After four weeks, it's clear where Payton's absence is most recognizable: gameplanning, adjustments, and self-scouting. As just one example, consider the immense impact Payton might have on Spagnuolo's defensive schemes through the self-scouting process. Would it not be incredibly beneficial for Payton, widely considered the league's preeminent offensive mind, to illustrate where Spags' defense is weak? And how he would go about exploiting those weaknesses? 

Think of the advantage in that, week in and week out. And think of how that might mask some of the defense's many shortcomings. And that's just one example of where Payton's absence is noticeable. 

That's the thing with Payton: he's always been a step ahead; he's always had a smart plan and a bevy of adjustments at the ready. He's schemed to consistently keep opponents on their heels, to induce them into making an adjustment he's already planned for. Without him, it's the Saints who have consistently been on their heels. Instead of making adjustments after a few quarters, it took the Saints three f*cking games to do so. 

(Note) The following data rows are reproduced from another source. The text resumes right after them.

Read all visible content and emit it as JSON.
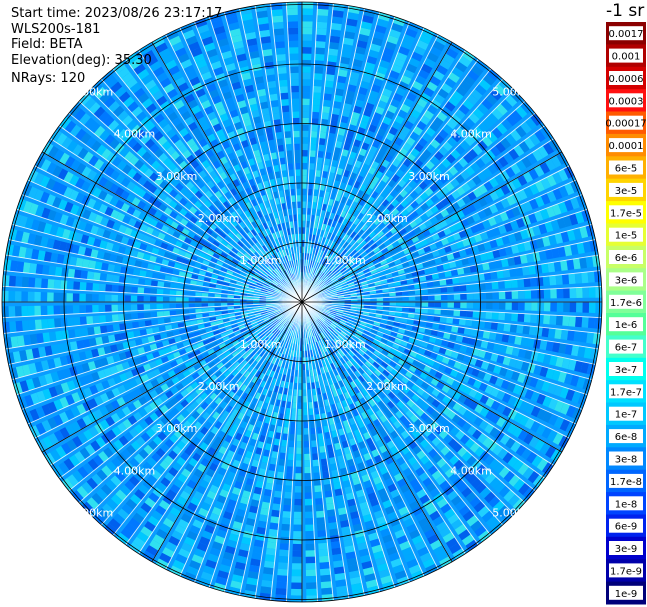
{
  "info": {
    "start_time": "Start time: 2023/08/26 23:17:17",
    "instrument": "WLS200s-181",
    "field": "Field: BETA",
    "elevation": "Elevation(deg): 35.30",
    "nrays": "NRays: 120"
  },
  "chart_data": {
    "type": "heatmap",
    "projection": "polar",
    "range_rings_km": [
      1,
      2,
      3,
      4,
      5
    ],
    "ring_labels": [
      "1.00km",
      "2.00km",
      "3.00km",
      "4.00km",
      "5.00km"
    ],
    "radial_spokes": 12,
    "nrays": 120,
    "colorbar": {
      "unit_label": "-1 sr",
      "tick_labels": [
        "0.0017",
        "0.001",
        "0.0006",
        "0.0003",
        "0.00017",
        "0.0001",
        "6e-5",
        "3e-5",
        "1.7e-5",
        "1e-5",
        "6e-6",
        "3e-6",
        "1.7e-6",
        "1e-6",
        "6e-7",
        "3e-7",
        "1.7e-7",
        "1e-7",
        "6e-8",
        "3e-8",
        "1.7e-8",
        "1e-8",
        "6e-9",
        "3e-9",
        "1.7e-9",
        "1e-9"
      ],
      "colors": [
        "#8b0000",
        "#b00000",
        "#d40000",
        "#ff1010",
        "#ff5a00",
        "#ff8c00",
        "#ffb000",
        "#ffd400",
        "#ffff00",
        "#e6ff33",
        "#c8ff66",
        "#aaff88",
        "#80ff99",
        "#55ff99",
        "#44ffcc",
        "#00ffee",
        "#00e0ff",
        "#00c8ff",
        "#00aaff",
        "#0088ff",
        "#0066ff",
        "#0044ff",
        "#0022ee",
        "#0000cc",
        "#0000aa",
        "#00007a"
      ]
    }
  }
}
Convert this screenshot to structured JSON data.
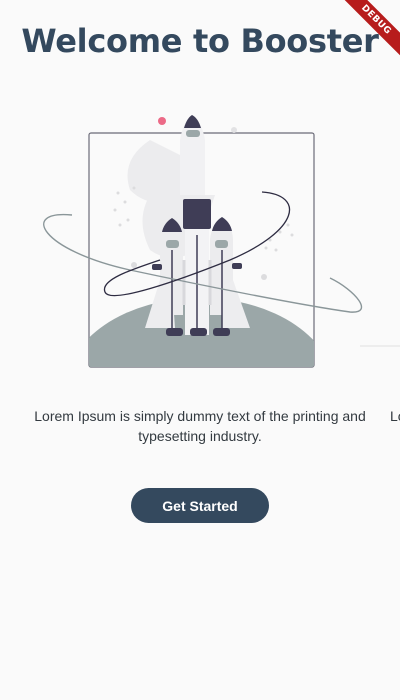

These days, it's the opponents who are a step ahead and the Saints a step behind. That's how you bumble your way to 0-4, having lost each game by an average of five points doing mindlessly stupid shit. 

I feel clinically insane for ever having misunderstood the impact of Payton's absence. 

Teams don't win solely on talent, and I have no idea why I thought the Saints could. Look at San Diego these past several years. Or Philadelphia. Or Dallas. 

There's so much more to it, and now we've got a front row seat to watch just how far talent alone will take you. To this point, that would be "not very far." 

It's one thing to endure losses when the team is bad. But it's another kind of (new) pain to watch a talented team constantly fall short. At least it's something new, I guess. 


Postscript
In the first half yesterday, I found myself morbidly fascinated with the defense's spectacular helplessness. It was an exercise in rubbernecking, and I was almost giddy for the defense to get back on the field. If it was going to be bad, I was excited to see just how bad. For the most part, they did not disappoint in their futility. 

The defense is perilously close to being historically inept. Last year we were treated to a kindler, gentler, rewarding display of historic achievement by the offense. 

This year, the script has been flipped. History's drunken cousin has rolled into town, looking to make a mark of his own. We might as well get on board and have some fun with it.